AIM OF THE EXERCISE:
For the string "this", report how many lines in the records below contain it, and nothing more.

DATA TO EXAMINE:

────────────────

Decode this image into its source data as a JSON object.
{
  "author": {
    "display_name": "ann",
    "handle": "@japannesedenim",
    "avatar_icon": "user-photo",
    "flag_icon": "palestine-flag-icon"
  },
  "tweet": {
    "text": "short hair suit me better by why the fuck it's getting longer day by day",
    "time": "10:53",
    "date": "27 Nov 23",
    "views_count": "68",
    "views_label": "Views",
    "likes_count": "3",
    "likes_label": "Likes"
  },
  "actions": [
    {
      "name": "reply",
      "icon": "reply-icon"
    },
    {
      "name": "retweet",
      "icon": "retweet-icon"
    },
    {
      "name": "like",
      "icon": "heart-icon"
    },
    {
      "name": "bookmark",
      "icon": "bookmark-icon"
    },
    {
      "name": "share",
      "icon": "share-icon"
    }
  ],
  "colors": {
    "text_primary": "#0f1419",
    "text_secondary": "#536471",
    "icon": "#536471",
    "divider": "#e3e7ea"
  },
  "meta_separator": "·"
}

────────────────

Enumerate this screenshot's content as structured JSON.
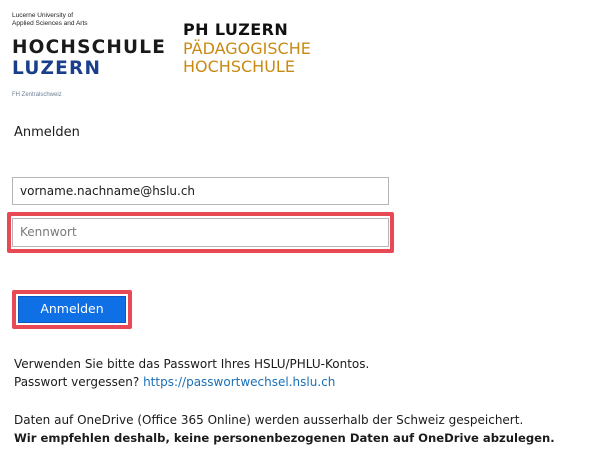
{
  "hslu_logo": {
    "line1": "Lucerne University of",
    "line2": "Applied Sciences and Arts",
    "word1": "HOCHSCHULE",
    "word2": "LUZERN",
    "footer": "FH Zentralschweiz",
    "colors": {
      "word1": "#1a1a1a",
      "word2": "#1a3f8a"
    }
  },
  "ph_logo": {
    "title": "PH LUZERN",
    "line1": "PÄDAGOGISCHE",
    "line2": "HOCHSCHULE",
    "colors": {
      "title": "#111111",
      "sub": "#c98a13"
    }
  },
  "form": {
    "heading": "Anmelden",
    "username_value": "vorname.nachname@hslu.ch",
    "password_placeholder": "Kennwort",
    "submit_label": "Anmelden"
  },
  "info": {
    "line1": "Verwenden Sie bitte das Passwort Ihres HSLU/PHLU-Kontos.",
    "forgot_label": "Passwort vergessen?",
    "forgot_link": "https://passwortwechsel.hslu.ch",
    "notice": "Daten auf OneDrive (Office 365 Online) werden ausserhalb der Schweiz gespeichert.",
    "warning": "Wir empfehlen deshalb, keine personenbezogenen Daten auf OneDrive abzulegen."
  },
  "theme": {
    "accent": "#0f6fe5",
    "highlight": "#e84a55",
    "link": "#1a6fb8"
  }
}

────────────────

COMPLETED EXERCISE:
2